The United Arab Emirates has signed a deal worth up to US$2 billion for Malaysia Mining Corp Bhd (MMC) (MMCB.KL: Quote, Profile, Research) to build the Gulf’s first coal-fired power plant.
The UAE sits on around 3.5% of the world’s total gas reserves and is the fifth-largest oil exporter. But like other big oil exporters in the region, the UAE is short of natural gas for power generation and is looking for alternatives.
“This demonstrates the absurdity of the gas shortage in the region,” said Mark Lewis, Managing director of Energy Market Consultants. “It’s an energy producing country importing energy. The region is awash with gas but hasn’t developed supplies.”
The Gulf holds much of the world’s oil and gas reserves but has negligible coal, so power stations will need imports.
Gulf states Saudi Arabia, Oman and Bahrain have all studied the possibility of building coal-fired power plants as they struggle with rising power demand and gas shortages.
Coal plants would make economic sense as it was cheaper to import coal than keep back oil exports to burn for power, Lewis said.
The 1,000 megawatt plant will be built in the northern emirate of Ajman, UAE state news agency WAM reported on Thursday, citing a member of Ajman’s ruling family.

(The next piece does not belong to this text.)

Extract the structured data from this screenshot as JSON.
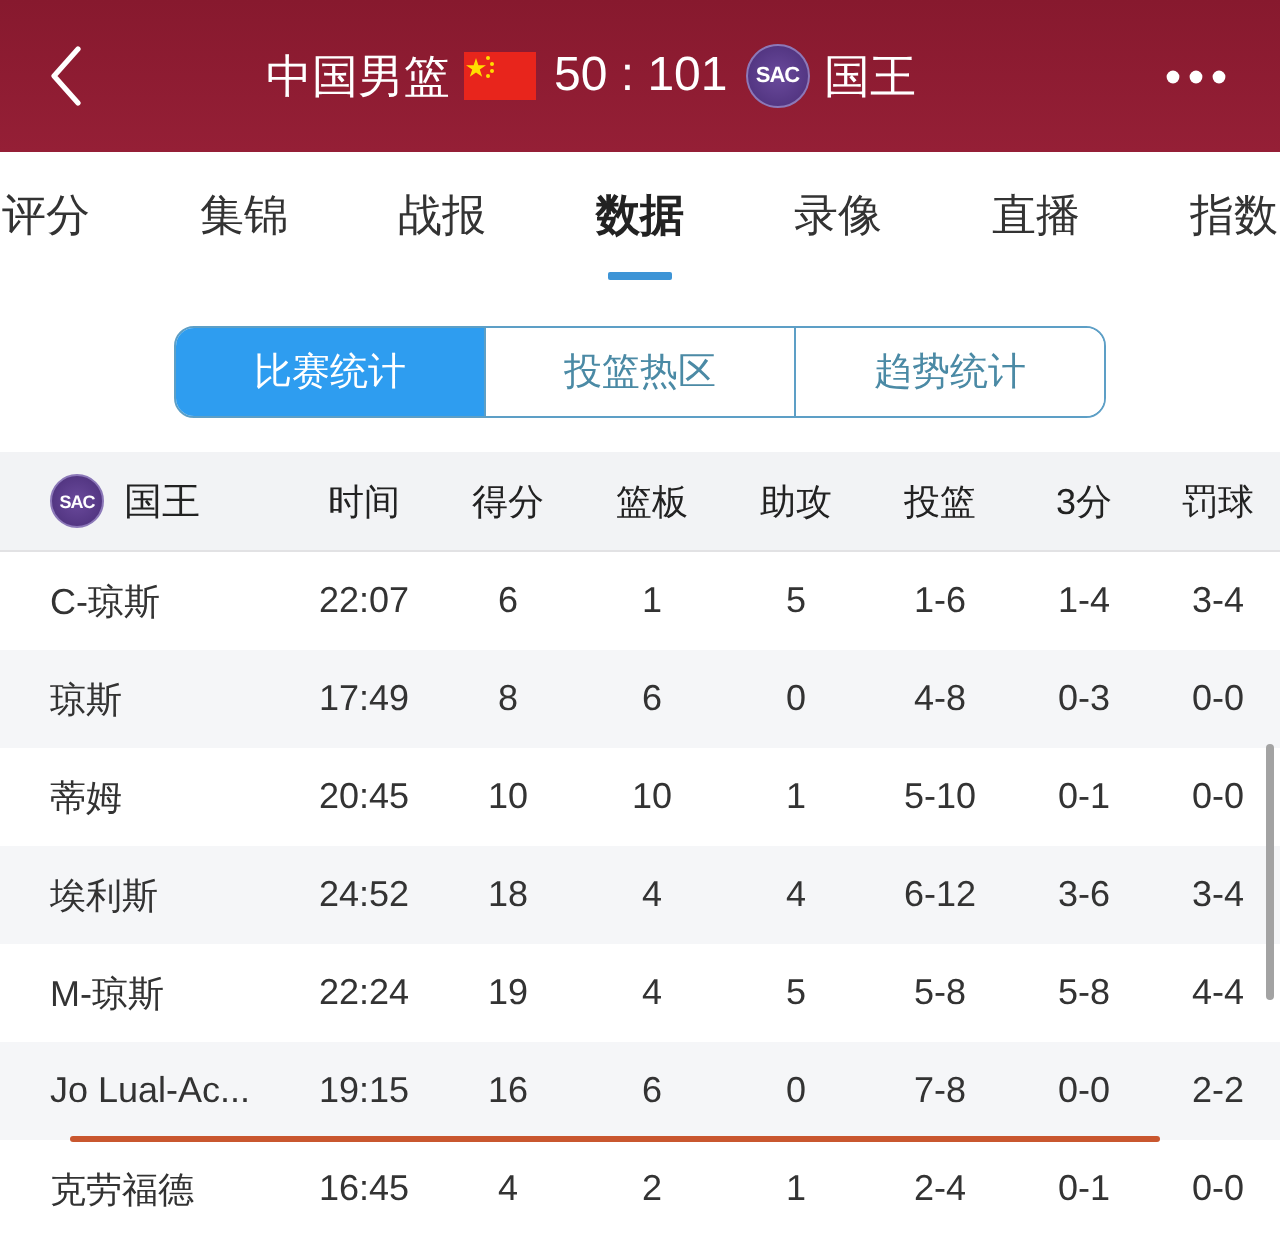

MMC will finance construction and operate the plant for 20 years, during which time part of the profit will go to Ajman.
Construction will take 40 months, WAM said.
Over the next six months, feasibility, technical and environmental studies would be carried out on how to limit the impact on the environment of burning coal, Sheikh Rashid bin Humaid al-Nuaimi, the head of municipality and planning said.
The plant will be close to hotels and tourist resorts in Ajman, he added.
Other emirates are also looking at alternatives to gas for power generation, from nuclear power to solar plants.
The emirate of Abu Dhabi, capital of the UAE and holder of over 90% of its oil reserves, signed in January a deal with oil major BP (BP.L: Quote, Profile, Research) and mining company Rio Tinto (RIO.AX: Quote, Profile, Research) (RIO.L: Quote, Profile, Research) to build a US$2 billion hydrogen power plant.
Abu Dhabi also plans to build a 100 MW solar plant.
Dubai is undertaking a feasibility study for a hydrogen-fired power plant, using imported hydrogen extracted from coal, a Dubai official said on Thursday.
Cement makers in the UAE and Oman already import coal to fire their furnaces when they face gas shortages.